Problem to work on ▸ In the data below, how many lines include the string "semana"? Give only the number.

Excerpts from an interface dataset
= = = = = = =

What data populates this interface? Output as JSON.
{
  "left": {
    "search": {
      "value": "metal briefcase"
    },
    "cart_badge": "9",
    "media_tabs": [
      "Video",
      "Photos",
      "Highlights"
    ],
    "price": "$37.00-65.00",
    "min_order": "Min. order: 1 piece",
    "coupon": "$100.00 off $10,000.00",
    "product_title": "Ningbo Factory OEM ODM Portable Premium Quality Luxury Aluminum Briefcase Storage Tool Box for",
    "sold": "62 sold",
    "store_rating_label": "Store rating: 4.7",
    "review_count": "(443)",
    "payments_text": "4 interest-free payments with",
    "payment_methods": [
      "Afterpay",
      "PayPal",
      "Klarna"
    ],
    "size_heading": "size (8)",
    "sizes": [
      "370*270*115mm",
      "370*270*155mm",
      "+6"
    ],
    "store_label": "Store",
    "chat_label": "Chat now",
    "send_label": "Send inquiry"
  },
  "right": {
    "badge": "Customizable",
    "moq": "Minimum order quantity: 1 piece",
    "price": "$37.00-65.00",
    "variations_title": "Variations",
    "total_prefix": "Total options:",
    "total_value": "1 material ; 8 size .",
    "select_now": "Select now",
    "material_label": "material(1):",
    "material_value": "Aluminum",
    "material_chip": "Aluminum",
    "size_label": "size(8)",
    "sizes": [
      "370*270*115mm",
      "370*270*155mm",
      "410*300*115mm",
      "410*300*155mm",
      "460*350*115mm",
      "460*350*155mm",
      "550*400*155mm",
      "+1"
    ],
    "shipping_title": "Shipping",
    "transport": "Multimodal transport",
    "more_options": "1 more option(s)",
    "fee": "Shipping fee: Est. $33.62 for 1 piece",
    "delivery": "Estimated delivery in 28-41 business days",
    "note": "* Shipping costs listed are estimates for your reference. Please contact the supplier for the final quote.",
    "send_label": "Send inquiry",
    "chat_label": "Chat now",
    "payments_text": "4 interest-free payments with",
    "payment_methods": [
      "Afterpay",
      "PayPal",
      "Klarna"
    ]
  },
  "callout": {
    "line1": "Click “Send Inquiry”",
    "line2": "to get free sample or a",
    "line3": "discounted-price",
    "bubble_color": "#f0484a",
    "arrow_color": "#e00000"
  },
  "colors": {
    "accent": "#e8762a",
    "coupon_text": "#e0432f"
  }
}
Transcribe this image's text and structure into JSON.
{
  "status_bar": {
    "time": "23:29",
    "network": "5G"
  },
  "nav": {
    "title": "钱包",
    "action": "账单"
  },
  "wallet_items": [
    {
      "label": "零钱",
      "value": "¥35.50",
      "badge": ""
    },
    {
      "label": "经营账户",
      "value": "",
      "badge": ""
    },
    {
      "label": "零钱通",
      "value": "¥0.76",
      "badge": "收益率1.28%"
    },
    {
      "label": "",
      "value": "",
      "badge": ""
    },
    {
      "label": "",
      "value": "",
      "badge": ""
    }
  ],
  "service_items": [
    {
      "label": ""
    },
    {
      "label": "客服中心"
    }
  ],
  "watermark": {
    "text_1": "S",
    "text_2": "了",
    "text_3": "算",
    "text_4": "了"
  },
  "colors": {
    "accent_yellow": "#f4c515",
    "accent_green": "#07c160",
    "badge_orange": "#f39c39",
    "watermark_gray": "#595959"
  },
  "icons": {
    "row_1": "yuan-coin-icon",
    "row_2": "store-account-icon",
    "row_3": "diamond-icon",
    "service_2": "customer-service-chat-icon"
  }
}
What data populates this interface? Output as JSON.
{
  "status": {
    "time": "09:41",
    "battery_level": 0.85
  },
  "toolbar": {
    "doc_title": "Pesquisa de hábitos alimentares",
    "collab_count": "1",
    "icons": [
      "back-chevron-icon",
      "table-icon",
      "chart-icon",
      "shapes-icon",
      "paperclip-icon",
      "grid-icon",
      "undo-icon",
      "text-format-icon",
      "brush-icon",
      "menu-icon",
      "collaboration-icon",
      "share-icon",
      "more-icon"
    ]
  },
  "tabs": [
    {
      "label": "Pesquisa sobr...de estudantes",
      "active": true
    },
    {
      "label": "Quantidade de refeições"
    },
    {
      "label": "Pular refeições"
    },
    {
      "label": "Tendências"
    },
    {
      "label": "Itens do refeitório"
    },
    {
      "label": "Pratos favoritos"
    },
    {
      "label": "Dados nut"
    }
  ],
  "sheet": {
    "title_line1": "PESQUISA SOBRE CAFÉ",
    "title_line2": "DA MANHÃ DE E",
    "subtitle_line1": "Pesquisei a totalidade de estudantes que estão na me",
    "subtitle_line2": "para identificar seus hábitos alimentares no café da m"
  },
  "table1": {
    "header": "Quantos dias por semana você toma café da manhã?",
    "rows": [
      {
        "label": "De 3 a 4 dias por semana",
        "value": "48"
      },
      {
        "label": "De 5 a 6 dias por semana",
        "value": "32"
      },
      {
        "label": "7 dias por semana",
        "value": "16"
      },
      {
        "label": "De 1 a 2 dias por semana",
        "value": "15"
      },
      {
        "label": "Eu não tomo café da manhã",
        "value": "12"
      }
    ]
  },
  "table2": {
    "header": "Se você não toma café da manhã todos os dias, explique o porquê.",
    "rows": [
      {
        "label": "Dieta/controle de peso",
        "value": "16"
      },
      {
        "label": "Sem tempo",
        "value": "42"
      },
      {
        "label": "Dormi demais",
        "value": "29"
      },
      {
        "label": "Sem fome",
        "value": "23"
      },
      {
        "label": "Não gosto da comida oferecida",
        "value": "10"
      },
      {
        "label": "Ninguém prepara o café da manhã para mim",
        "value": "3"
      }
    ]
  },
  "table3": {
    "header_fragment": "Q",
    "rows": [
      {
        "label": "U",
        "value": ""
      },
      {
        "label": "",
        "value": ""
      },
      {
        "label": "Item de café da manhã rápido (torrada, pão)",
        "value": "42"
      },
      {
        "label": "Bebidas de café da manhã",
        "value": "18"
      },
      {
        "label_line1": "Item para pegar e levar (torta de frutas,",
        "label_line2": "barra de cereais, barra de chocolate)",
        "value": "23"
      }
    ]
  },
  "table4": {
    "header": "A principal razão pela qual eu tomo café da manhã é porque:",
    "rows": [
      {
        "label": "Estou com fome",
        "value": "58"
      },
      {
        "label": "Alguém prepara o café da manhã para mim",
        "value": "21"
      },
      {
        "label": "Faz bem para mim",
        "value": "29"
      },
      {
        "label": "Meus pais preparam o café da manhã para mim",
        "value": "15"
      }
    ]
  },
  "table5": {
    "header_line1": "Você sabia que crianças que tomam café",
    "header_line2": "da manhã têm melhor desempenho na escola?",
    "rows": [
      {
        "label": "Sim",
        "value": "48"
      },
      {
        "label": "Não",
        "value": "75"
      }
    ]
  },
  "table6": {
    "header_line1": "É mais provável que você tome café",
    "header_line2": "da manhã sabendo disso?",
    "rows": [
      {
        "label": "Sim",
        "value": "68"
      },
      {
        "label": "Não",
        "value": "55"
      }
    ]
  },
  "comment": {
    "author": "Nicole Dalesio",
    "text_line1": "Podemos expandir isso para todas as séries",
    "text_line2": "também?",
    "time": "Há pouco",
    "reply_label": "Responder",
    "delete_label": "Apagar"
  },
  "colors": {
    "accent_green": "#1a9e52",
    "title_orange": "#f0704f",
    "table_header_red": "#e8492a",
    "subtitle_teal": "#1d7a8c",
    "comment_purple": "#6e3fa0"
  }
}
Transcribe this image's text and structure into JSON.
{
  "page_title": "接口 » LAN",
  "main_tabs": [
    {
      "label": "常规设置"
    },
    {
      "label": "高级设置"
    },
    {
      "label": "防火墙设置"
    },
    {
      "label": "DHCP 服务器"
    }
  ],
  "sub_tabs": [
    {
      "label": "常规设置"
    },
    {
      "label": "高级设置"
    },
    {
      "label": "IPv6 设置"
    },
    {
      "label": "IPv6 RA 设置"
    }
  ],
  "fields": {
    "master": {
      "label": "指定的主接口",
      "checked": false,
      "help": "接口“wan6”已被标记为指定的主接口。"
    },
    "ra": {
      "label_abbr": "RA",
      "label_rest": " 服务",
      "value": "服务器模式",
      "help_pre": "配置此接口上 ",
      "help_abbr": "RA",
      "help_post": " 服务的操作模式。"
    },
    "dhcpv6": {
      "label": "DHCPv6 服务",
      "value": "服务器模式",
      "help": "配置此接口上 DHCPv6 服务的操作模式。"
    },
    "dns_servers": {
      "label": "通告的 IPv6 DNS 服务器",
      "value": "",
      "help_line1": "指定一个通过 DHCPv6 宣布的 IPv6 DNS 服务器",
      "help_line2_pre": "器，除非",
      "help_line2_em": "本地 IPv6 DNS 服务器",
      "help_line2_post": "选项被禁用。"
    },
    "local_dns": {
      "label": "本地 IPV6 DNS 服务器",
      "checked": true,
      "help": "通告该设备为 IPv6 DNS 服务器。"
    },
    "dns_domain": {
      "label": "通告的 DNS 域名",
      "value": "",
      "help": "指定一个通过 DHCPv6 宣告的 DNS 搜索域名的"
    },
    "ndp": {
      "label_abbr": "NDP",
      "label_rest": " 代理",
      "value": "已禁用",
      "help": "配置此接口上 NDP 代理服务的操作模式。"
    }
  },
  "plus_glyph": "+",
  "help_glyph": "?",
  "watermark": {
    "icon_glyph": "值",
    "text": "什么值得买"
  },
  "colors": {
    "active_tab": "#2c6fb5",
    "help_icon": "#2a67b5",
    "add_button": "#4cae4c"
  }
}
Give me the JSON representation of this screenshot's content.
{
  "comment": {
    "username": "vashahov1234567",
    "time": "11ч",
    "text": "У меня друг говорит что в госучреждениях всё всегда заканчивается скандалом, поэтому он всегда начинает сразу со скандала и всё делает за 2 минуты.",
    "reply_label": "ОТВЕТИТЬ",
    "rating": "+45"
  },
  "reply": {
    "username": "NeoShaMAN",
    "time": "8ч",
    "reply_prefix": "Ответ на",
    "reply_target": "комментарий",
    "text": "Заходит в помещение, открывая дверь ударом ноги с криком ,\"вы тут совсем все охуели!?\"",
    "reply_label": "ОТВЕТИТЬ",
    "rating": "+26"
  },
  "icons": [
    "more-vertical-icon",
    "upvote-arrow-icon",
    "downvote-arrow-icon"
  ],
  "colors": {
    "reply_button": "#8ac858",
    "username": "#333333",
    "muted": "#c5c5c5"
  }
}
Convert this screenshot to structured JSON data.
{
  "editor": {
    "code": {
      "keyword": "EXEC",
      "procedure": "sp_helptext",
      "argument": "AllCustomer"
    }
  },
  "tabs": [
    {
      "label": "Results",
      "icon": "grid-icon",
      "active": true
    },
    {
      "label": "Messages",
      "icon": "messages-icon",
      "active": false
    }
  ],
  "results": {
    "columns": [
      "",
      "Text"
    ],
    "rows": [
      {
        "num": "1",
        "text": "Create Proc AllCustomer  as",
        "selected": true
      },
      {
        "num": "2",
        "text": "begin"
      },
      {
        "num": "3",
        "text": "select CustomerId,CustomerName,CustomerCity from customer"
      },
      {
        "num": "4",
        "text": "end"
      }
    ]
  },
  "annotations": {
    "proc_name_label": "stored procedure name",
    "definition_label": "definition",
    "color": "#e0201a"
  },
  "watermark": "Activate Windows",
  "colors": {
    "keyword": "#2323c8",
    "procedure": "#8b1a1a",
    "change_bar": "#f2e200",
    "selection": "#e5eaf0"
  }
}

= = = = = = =

Solution to this task ▸ 5